• [EXERCISE PROMPT] What is the number of lines in the material below that include the word "heading"? Write that number and nothing more.

• [DATA IN THIS EXERCISE]
════════════════
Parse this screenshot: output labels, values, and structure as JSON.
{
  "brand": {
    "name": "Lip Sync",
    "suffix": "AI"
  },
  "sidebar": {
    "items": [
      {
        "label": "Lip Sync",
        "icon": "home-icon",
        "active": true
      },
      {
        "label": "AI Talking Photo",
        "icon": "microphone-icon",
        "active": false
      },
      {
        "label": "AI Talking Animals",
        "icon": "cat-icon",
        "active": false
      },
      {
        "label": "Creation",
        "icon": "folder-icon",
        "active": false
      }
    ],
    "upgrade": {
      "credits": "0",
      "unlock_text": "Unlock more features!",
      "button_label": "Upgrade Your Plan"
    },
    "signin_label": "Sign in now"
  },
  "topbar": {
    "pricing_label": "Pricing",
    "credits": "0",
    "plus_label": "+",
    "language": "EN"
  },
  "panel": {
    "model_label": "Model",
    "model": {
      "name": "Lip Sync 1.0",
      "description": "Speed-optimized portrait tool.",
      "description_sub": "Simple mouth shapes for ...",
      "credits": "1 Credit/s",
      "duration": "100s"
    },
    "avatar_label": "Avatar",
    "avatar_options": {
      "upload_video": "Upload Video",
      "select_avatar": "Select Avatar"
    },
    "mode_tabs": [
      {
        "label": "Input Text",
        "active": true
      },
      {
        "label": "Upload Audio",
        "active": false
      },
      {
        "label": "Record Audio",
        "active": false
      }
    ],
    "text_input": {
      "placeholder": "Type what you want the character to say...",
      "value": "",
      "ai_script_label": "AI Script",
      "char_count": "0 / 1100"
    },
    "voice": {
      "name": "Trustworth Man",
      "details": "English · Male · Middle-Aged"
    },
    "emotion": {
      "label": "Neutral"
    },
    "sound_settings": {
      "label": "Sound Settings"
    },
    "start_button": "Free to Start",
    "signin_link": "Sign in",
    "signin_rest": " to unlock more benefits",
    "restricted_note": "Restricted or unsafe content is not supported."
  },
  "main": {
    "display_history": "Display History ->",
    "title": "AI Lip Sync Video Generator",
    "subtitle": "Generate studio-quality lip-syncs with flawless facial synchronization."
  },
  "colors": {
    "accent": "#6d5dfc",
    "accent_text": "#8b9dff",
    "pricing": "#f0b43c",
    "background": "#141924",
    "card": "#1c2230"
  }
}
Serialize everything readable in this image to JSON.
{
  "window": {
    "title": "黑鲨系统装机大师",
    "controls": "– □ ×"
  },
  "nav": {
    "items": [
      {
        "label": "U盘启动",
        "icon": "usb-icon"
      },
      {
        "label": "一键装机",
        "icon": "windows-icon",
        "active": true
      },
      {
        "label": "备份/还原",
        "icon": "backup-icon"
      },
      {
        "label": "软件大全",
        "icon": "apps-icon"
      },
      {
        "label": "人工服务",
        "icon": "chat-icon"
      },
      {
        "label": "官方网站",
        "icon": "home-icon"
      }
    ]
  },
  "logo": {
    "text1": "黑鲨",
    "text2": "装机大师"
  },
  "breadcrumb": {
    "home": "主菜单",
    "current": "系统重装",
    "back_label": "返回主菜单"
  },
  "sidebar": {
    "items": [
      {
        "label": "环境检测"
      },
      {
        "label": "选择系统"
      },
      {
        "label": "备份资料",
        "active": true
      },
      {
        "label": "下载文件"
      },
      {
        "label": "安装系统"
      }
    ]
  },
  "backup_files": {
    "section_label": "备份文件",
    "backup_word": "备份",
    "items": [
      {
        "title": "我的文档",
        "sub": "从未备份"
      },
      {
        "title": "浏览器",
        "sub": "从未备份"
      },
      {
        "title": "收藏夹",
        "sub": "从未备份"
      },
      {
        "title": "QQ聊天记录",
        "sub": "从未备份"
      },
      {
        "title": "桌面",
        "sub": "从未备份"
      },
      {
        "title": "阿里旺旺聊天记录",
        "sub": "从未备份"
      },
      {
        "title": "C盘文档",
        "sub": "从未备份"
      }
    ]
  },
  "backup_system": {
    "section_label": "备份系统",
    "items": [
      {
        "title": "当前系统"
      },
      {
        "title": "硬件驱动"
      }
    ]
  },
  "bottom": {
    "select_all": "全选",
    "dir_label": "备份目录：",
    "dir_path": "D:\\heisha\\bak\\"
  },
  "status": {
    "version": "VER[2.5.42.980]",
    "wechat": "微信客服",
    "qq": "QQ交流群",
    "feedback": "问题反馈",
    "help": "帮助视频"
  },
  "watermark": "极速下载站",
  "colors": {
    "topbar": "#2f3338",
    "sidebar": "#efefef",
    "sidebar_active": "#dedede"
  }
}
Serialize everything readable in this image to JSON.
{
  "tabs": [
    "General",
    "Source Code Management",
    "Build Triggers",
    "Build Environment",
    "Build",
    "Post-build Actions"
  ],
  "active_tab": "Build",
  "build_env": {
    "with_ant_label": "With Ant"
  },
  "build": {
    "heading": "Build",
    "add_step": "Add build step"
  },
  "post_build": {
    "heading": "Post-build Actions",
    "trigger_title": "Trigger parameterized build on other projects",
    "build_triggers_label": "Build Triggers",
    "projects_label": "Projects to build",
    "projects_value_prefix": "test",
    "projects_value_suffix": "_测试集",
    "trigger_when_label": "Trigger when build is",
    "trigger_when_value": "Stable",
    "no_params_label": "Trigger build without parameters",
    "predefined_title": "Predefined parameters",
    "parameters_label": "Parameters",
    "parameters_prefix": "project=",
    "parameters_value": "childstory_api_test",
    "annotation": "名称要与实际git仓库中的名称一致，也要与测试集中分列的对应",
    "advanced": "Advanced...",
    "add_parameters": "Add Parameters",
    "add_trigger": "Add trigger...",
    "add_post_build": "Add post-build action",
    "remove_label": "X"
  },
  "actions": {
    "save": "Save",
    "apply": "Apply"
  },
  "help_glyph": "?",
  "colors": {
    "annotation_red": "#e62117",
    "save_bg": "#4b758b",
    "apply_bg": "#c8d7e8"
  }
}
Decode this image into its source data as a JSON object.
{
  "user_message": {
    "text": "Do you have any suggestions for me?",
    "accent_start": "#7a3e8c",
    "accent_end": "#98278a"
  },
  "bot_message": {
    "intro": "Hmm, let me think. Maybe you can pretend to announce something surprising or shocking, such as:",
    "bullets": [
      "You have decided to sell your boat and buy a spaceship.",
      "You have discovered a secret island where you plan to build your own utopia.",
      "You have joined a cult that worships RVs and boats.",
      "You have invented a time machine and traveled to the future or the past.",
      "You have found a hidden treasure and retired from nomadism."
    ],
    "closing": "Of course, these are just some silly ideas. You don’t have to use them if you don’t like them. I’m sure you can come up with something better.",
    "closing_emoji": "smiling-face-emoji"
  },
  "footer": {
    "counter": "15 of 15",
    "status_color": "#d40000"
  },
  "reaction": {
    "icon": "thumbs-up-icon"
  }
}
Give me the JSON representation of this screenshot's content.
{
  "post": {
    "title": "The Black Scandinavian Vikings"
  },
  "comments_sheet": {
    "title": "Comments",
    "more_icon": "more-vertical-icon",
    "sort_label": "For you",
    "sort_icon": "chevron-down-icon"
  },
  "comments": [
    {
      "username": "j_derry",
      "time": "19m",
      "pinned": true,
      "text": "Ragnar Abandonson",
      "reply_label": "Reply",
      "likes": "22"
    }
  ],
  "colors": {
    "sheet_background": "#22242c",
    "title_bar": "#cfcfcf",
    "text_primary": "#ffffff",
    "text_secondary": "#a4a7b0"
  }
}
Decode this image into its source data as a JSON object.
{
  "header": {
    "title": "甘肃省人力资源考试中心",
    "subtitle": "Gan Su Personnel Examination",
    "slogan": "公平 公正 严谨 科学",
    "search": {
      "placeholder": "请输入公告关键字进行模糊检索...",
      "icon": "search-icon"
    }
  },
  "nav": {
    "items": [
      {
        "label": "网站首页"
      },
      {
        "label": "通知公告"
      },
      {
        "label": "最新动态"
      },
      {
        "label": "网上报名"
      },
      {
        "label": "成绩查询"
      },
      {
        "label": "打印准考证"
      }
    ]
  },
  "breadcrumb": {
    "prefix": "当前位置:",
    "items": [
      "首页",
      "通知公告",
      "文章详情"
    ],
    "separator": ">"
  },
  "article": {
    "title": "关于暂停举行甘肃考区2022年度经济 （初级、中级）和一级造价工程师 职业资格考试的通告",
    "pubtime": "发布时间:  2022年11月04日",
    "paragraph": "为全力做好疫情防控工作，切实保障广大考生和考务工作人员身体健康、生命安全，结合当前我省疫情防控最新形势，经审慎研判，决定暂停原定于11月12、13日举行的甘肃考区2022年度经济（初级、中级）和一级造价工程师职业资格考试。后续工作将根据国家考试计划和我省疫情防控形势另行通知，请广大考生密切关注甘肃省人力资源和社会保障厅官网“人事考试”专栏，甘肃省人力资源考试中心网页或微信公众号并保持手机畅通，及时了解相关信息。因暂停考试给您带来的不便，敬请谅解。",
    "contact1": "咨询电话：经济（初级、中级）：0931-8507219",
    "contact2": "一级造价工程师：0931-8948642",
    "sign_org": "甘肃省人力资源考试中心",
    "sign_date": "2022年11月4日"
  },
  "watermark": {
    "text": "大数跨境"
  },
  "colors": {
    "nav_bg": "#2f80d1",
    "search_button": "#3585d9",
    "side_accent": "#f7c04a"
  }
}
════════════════
• [RESULT OF THE EXERCISE] 2